_SUPPLIED RECORDS_.
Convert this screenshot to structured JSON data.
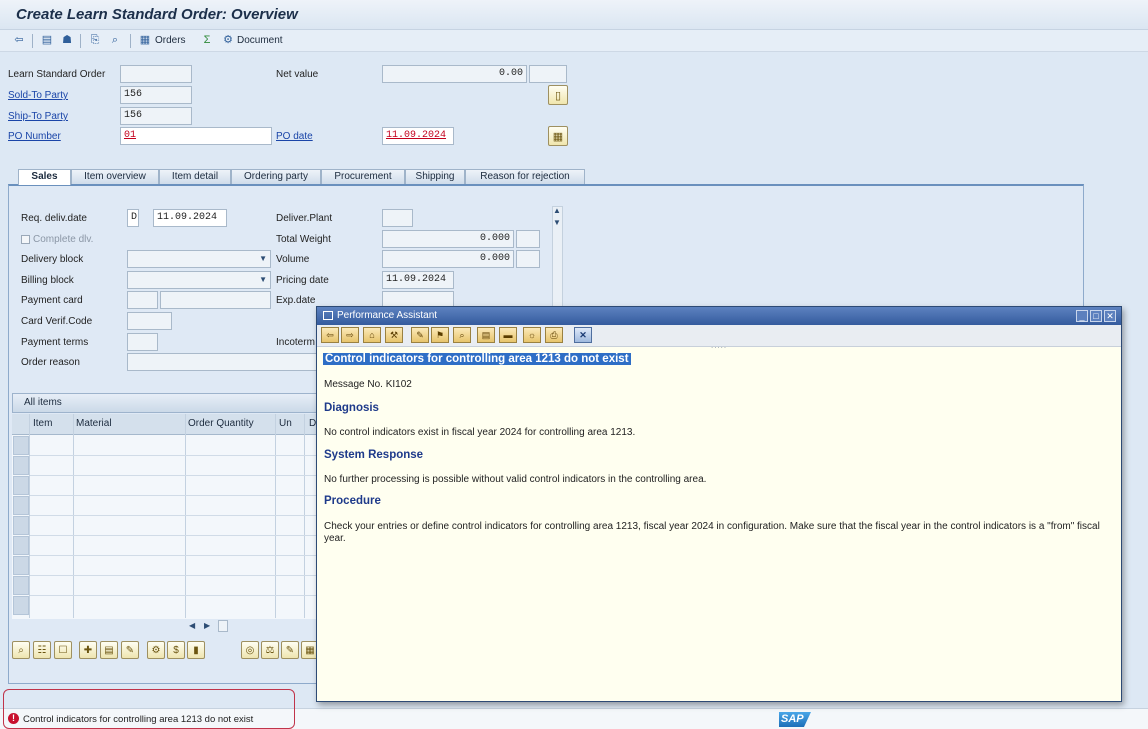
{
  "window": {
    "title": "Create Learn Standard Order: Overview"
  },
  "toolbar": {
    "orders_label": "Orders",
    "document_label": "Document"
  },
  "header": {
    "order_type_label": "Learn Standard Order",
    "sold_to_label": "Sold-To Party",
    "sold_to_value": "156",
    "ship_to_label": "Ship-To Party",
    "ship_to_value": "156",
    "po_number_label": "PO Number",
    "po_number_value": "01",
    "net_value_label": "Net value",
    "net_value": "0.00",
    "po_date_label": "PO date",
    "po_date_value": "11.09.2024"
  },
  "tabs": [
    "Sales",
    "Item overview",
    "Item detail",
    "Ordering party",
    "Procurement",
    "Shipping",
    "Reason for rejection"
  ],
  "sales_tab": {
    "req_deliv_date_label": "Req. deliv.date",
    "req_deliv_date_unit": "D",
    "req_deliv_date_value": "11.09.2024",
    "complete_dlv_label": "Complete dlv.",
    "delivery_block_label": "Delivery block",
    "billing_block_label": "Billing block",
    "payment_card_label": "Payment card",
    "card_verif_label": "Card Verif.Code",
    "payment_terms_label": "Payment terms",
    "order_reason_label": "Order reason",
    "deliver_plant_label": "Deliver.Plant",
    "total_weight_label": "Total Weight",
    "total_weight_value": "0.000",
    "volume_label": "Volume",
    "volume_value": "0.000",
    "pricing_date_label": "Pricing date",
    "pricing_date_value": "11.09.2024",
    "exp_date_label": "Exp.date",
    "incoterms_label": "Incoterm"
  },
  "items": {
    "title": "All items",
    "columns": [
      "Item",
      "Material",
      "Order Quantity",
      "Un",
      "D"
    ]
  },
  "status_bar": {
    "message": "Control indicators for controlling area 1213 do not exist"
  },
  "performance_assistant": {
    "window_title": "Performance Assistant",
    "title": "Control indicators for controlling area 1213 do not exist",
    "message_no": "Message No. KI102",
    "diagnosis_heading": "Diagnosis",
    "diagnosis_text": "No control indicators exist in fiscal year 2024 for controlling area 1213.",
    "system_response_heading": "System Response",
    "system_response_text": "No further processing is possible without valid control indicators in the controlling area.",
    "procedure_heading": "Procedure",
    "procedure_text": "Check your entries or define control indicators for controlling area 1213, fiscal year 2024 in configuration. Make sure that the fiscal year in the control indicators is a \"from\" fiscal year."
  },
  "colors": {
    "accent": "#2e6ec6",
    "error": "#c8102e",
    "dialog_bg": "#fffff0"
  }
}
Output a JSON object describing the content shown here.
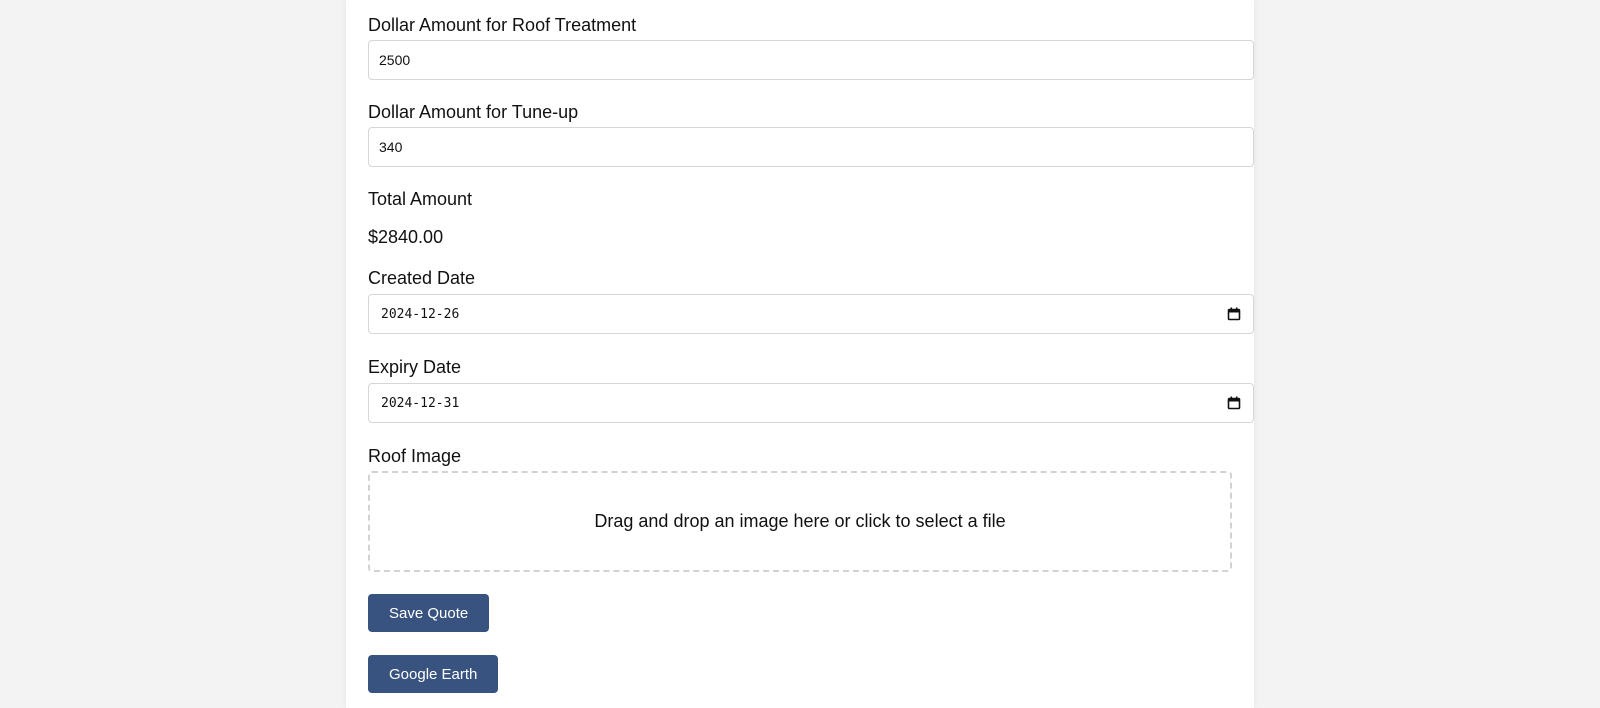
{
  "form": {
    "roof_treatment": {
      "label": "Dollar Amount for Roof Treatment",
      "value": "2500"
    },
    "tune_up": {
      "label": "Dollar Amount for Tune-up",
      "value": "340"
    },
    "total": {
      "label": "Total Amount",
      "value": "$2840.00"
    },
    "created_date": {
      "label": "Created Date",
      "value": "2024-12-26",
      "icon": "calendar-icon"
    },
    "expiry_date": {
      "label": "Expiry Date",
      "value": "2024-12-31",
      "icon": "calendar-icon"
    },
    "roof_image": {
      "label": "Roof Image",
      "dropzone_text": "Drag and drop an image here or click to select a file"
    }
  },
  "buttons": {
    "save_quote": "Save Quote",
    "google_earth": "Google Earth"
  },
  "colors": {
    "button_bg": "#38537f",
    "page_bg": "#f3f3f3",
    "panel_bg": "#ffffff"
  }
}
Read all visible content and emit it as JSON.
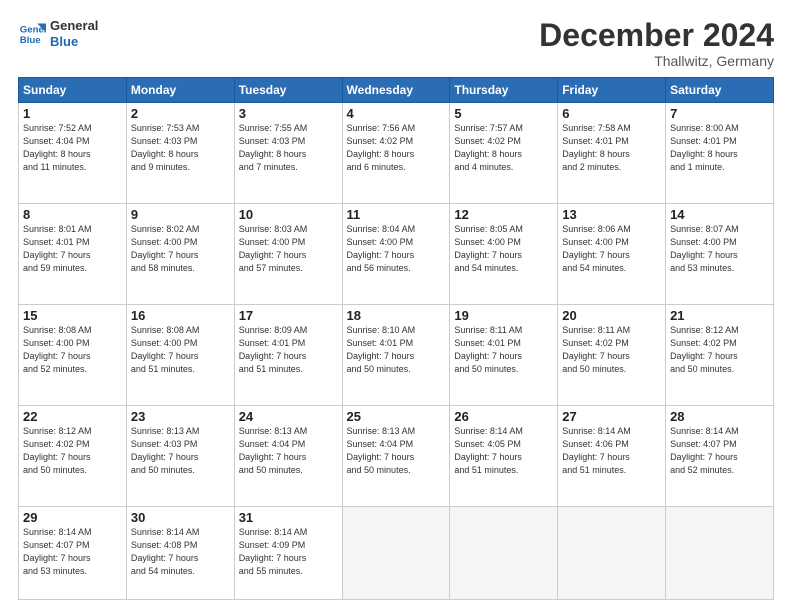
{
  "logo": {
    "line1": "General",
    "line2": "Blue"
  },
  "title": "December 2024",
  "subtitle": "Thallwitz, Germany",
  "weekdays": [
    "Sunday",
    "Monday",
    "Tuesday",
    "Wednesday",
    "Thursday",
    "Friday",
    "Saturday"
  ],
  "weeks": [
    [
      {
        "day": "1",
        "info": "Sunrise: 7:52 AM\nSunset: 4:04 PM\nDaylight: 8 hours\nand 11 minutes."
      },
      {
        "day": "2",
        "info": "Sunrise: 7:53 AM\nSunset: 4:03 PM\nDaylight: 8 hours\nand 9 minutes."
      },
      {
        "day": "3",
        "info": "Sunrise: 7:55 AM\nSunset: 4:03 PM\nDaylight: 8 hours\nand 7 minutes."
      },
      {
        "day": "4",
        "info": "Sunrise: 7:56 AM\nSunset: 4:02 PM\nDaylight: 8 hours\nand 6 minutes."
      },
      {
        "day": "5",
        "info": "Sunrise: 7:57 AM\nSunset: 4:02 PM\nDaylight: 8 hours\nand 4 minutes."
      },
      {
        "day": "6",
        "info": "Sunrise: 7:58 AM\nSunset: 4:01 PM\nDaylight: 8 hours\nand 2 minutes."
      },
      {
        "day": "7",
        "info": "Sunrise: 8:00 AM\nSunset: 4:01 PM\nDaylight: 8 hours\nand 1 minute."
      }
    ],
    [
      {
        "day": "8",
        "info": "Sunrise: 8:01 AM\nSunset: 4:01 PM\nDaylight: 7 hours\nand 59 minutes."
      },
      {
        "day": "9",
        "info": "Sunrise: 8:02 AM\nSunset: 4:00 PM\nDaylight: 7 hours\nand 58 minutes."
      },
      {
        "day": "10",
        "info": "Sunrise: 8:03 AM\nSunset: 4:00 PM\nDaylight: 7 hours\nand 57 minutes."
      },
      {
        "day": "11",
        "info": "Sunrise: 8:04 AM\nSunset: 4:00 PM\nDaylight: 7 hours\nand 56 minutes."
      },
      {
        "day": "12",
        "info": "Sunrise: 8:05 AM\nSunset: 4:00 PM\nDaylight: 7 hours\nand 54 minutes."
      },
      {
        "day": "13",
        "info": "Sunrise: 8:06 AM\nSunset: 4:00 PM\nDaylight: 7 hours\nand 54 minutes."
      },
      {
        "day": "14",
        "info": "Sunrise: 8:07 AM\nSunset: 4:00 PM\nDaylight: 7 hours\nand 53 minutes."
      }
    ],
    [
      {
        "day": "15",
        "info": "Sunrise: 8:08 AM\nSunset: 4:00 PM\nDaylight: 7 hours\nand 52 minutes."
      },
      {
        "day": "16",
        "info": "Sunrise: 8:08 AM\nSunset: 4:00 PM\nDaylight: 7 hours\nand 51 minutes."
      },
      {
        "day": "17",
        "info": "Sunrise: 8:09 AM\nSunset: 4:01 PM\nDaylight: 7 hours\nand 51 minutes."
      },
      {
        "day": "18",
        "info": "Sunrise: 8:10 AM\nSunset: 4:01 PM\nDaylight: 7 hours\nand 50 minutes."
      },
      {
        "day": "19",
        "info": "Sunrise: 8:11 AM\nSunset: 4:01 PM\nDaylight: 7 hours\nand 50 minutes."
      },
      {
        "day": "20",
        "info": "Sunrise: 8:11 AM\nSunset: 4:02 PM\nDaylight: 7 hours\nand 50 minutes."
      },
      {
        "day": "21",
        "info": "Sunrise: 8:12 AM\nSunset: 4:02 PM\nDaylight: 7 hours\nand 50 minutes."
      }
    ],
    [
      {
        "day": "22",
        "info": "Sunrise: 8:12 AM\nSunset: 4:02 PM\nDaylight: 7 hours\nand 50 minutes."
      },
      {
        "day": "23",
        "info": "Sunrise: 8:13 AM\nSunset: 4:03 PM\nDaylight: 7 hours\nand 50 minutes."
      },
      {
        "day": "24",
        "info": "Sunrise: 8:13 AM\nSunset: 4:04 PM\nDaylight: 7 hours\nand 50 minutes."
      },
      {
        "day": "25",
        "info": "Sunrise: 8:13 AM\nSunset: 4:04 PM\nDaylight: 7 hours\nand 50 minutes."
      },
      {
        "day": "26",
        "info": "Sunrise: 8:14 AM\nSunset: 4:05 PM\nDaylight: 7 hours\nand 51 minutes."
      },
      {
        "day": "27",
        "info": "Sunrise: 8:14 AM\nSunset: 4:06 PM\nDaylight: 7 hours\nand 51 minutes."
      },
      {
        "day": "28",
        "info": "Sunrise: 8:14 AM\nSunset: 4:07 PM\nDaylight: 7 hours\nand 52 minutes."
      }
    ],
    [
      {
        "day": "29",
        "info": "Sunrise: 8:14 AM\nSunset: 4:07 PM\nDaylight: 7 hours\nand 53 minutes."
      },
      {
        "day": "30",
        "info": "Sunrise: 8:14 AM\nSunset: 4:08 PM\nDaylight: 7 hours\nand 54 minutes."
      },
      {
        "day": "31",
        "info": "Sunrise: 8:14 AM\nSunset: 4:09 PM\nDaylight: 7 hours\nand 55 minutes."
      },
      {
        "day": "",
        "info": ""
      },
      {
        "day": "",
        "info": ""
      },
      {
        "day": "",
        "info": ""
      },
      {
        "day": "",
        "info": ""
      }
    ]
  ]
}
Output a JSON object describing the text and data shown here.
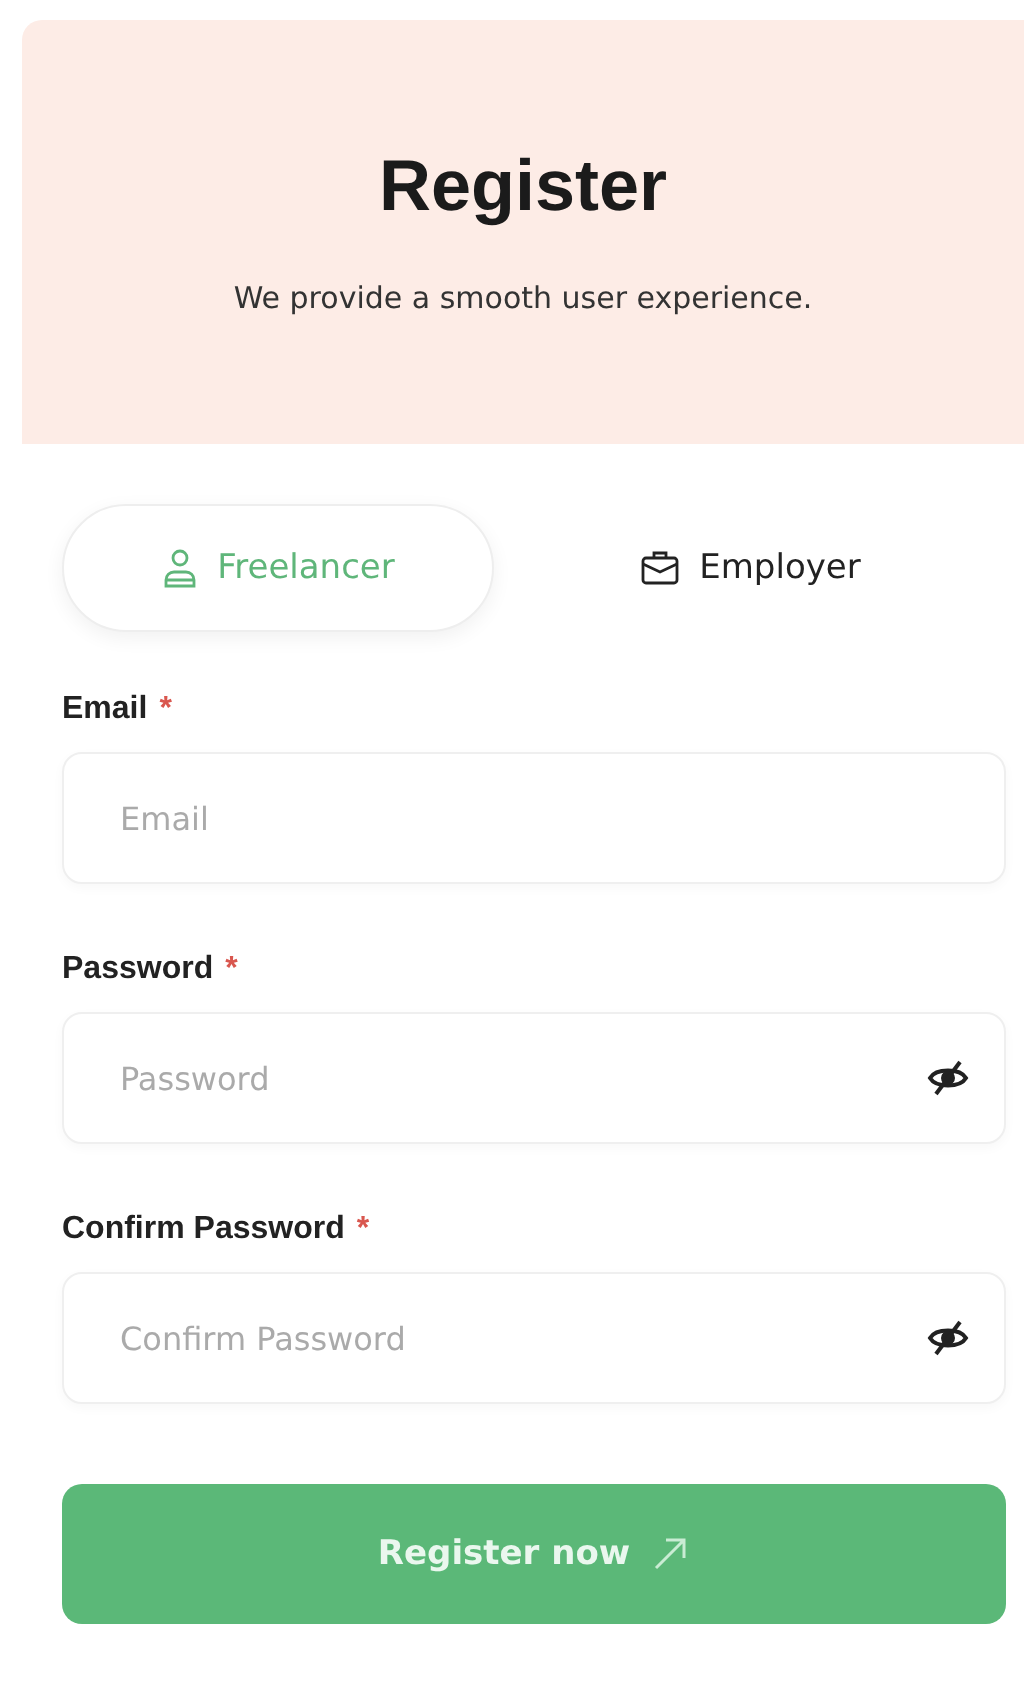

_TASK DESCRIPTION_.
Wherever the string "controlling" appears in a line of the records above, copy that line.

_EXERCISE SOLUTION_.
    "message": "Control indicators for controlling area 1213 do not exist"
    "title": "Control indicators for controlling area 1213 do not exist",
    "diagnosis_text": "No control indicators exist in fiscal year 2024 for controlling area 1213.",
    "system_response_text": "No further processing is possible without valid control indicators in the controlling area.",
    "procedure_text": "Check your entries or define control indicators for controlling area 1213, fiscal year 2024 in configuration. Make sure that the fiscal year in the control indicators is a \"from\" fiscal year."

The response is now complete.